Our landing in Inverness was quick and smooth and my tics had less to say about it than about our take-off. Then, my unusual neurology had excelled itself, much to the amusement of Zoë, myself, and our fellow passengers:
“Put a pickle under your tits and pray.”
“Alan Hanson’s flying the plane.”
“Hello clouds I’m coming to get you.”
“19% of penguins fly EasyJet.”
“Stay on the plane, wings.”
When we were in the air my tics chatted happily to the wings and to the ground below. Looking down at the patchwork of fields that was the Home Counties they said:
“Hello evidence of the Enclosure Act.”
At first this meant nothing to me but after racking my brains for a few moments I recalled learning in school that the division of fields that makes up large parts of the British countryside is the result of a piece of legislation from a long time ago. I always find it funny when my tics unearth something I didn’t know I knew.
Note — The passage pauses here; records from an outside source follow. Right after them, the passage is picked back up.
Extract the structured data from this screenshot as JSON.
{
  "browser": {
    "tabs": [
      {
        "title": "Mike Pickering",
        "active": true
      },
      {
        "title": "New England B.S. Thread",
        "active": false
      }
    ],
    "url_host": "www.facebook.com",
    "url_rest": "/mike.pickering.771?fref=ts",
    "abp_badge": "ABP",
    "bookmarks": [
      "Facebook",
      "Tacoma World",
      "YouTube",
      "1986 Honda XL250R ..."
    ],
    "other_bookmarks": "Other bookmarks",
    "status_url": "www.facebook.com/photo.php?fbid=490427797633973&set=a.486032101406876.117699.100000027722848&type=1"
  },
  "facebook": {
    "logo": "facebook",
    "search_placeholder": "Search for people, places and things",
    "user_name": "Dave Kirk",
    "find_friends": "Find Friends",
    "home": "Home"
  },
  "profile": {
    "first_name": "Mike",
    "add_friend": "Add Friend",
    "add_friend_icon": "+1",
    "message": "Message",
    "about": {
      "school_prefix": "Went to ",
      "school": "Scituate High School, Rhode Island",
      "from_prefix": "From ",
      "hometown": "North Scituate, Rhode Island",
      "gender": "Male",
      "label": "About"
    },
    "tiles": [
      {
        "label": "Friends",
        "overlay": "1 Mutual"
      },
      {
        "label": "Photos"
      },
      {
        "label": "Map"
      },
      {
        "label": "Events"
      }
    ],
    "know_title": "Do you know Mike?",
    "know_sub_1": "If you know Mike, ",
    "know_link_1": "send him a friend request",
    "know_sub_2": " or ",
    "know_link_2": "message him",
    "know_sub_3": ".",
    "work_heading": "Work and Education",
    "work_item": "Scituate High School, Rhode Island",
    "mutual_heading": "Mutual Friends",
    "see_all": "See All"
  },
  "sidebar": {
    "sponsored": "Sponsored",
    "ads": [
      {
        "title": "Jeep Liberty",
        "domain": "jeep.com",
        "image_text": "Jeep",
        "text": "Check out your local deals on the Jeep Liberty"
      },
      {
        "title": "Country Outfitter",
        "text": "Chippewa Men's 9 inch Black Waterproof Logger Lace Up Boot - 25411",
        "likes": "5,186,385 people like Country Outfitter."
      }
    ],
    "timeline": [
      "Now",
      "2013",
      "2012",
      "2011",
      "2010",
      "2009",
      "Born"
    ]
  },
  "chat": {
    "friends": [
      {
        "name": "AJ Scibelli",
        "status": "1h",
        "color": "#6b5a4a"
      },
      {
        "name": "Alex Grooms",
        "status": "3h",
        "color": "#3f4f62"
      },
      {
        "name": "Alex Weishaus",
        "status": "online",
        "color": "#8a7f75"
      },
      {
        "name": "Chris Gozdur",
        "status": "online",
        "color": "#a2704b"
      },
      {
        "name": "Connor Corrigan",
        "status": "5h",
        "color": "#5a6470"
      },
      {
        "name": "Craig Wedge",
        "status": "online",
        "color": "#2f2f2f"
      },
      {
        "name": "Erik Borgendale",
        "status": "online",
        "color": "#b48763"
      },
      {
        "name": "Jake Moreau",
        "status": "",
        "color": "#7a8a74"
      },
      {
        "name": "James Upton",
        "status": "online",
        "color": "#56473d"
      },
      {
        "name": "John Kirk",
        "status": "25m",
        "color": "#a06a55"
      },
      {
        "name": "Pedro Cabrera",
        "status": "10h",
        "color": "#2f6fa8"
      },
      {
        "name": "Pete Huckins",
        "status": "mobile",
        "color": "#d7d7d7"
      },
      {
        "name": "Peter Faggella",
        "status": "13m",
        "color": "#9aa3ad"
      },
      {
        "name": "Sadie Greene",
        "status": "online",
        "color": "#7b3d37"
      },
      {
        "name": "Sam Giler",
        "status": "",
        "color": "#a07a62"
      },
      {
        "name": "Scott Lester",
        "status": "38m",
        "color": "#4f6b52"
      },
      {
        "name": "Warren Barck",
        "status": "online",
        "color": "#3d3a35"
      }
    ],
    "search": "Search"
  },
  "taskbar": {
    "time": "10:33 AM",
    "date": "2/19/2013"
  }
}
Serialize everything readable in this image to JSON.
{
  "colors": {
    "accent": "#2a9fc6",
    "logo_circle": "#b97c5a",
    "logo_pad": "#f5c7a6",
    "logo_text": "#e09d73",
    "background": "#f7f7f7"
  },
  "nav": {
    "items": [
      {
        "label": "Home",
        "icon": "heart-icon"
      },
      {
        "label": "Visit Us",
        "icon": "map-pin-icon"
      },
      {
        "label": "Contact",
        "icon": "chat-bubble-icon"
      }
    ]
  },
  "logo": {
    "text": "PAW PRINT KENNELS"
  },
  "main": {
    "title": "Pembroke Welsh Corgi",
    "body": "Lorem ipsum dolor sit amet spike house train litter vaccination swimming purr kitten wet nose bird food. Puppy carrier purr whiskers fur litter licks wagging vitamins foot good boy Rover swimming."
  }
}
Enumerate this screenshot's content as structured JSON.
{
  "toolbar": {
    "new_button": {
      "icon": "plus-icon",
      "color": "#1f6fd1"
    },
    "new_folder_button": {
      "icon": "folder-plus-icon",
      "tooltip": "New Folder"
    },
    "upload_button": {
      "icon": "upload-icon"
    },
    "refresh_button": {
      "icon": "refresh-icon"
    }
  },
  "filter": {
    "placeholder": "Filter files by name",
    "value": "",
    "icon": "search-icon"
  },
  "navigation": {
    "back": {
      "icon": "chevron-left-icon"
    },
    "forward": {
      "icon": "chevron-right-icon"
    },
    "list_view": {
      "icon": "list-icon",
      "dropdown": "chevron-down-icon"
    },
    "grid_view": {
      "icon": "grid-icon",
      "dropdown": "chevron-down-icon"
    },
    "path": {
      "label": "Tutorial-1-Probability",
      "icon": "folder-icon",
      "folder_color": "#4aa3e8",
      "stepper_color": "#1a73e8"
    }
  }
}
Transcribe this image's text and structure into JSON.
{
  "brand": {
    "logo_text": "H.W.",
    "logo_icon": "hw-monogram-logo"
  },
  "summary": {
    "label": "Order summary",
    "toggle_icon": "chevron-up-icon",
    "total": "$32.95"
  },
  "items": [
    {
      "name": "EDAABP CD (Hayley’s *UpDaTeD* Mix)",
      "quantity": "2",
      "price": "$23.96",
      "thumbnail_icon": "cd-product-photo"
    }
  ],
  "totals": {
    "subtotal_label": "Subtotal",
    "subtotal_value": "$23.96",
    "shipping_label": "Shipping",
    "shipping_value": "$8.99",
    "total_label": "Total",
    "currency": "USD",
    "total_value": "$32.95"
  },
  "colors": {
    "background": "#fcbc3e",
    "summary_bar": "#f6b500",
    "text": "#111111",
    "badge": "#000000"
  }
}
When we landed they said, “Thank you for not fucking it up, wings” and with that and a thank-you to the cabin crew we disembarked.
After a quick snack in Inverness we got on a train for the final leg of our journey. Olive had told us what a beautiful cross-country route this was but it was already dark. This meant our own reflections were all we could see in the train’s windows, though the absence of lights from houses and lamp-posts spoke of the emptiness of the landscape.
Olive picked us up at the station and drove us onto Skye. After almost ten hours of travelling, by bus, tram, plane, train and car, we arrived at the house her grandparents built that’ll be our home for the next few days. After a tour round it, a delicious meal and a catch-up by the fire, we headed to beds already warmed by electric blankets. I soon fell soundly asleep, but not before a quick rendition of my old favourite ticced song “I know where the saw is”. This was for the benefit of the seven saws, which were unexpectedly suspended from the ceiling in our room.
The saws were what I spoke to first when I woke up this morning, greeting them like old friends. Zoë stirred and chuckled in the bed next to mine. Moments later Keith the dog burst in, wet and happy after a walk.
The smell of toast and the sound of chatter drifting in from the other room is enticing me away from my writing, so for now I’ll sign off and say goodbye to you, and to the saws.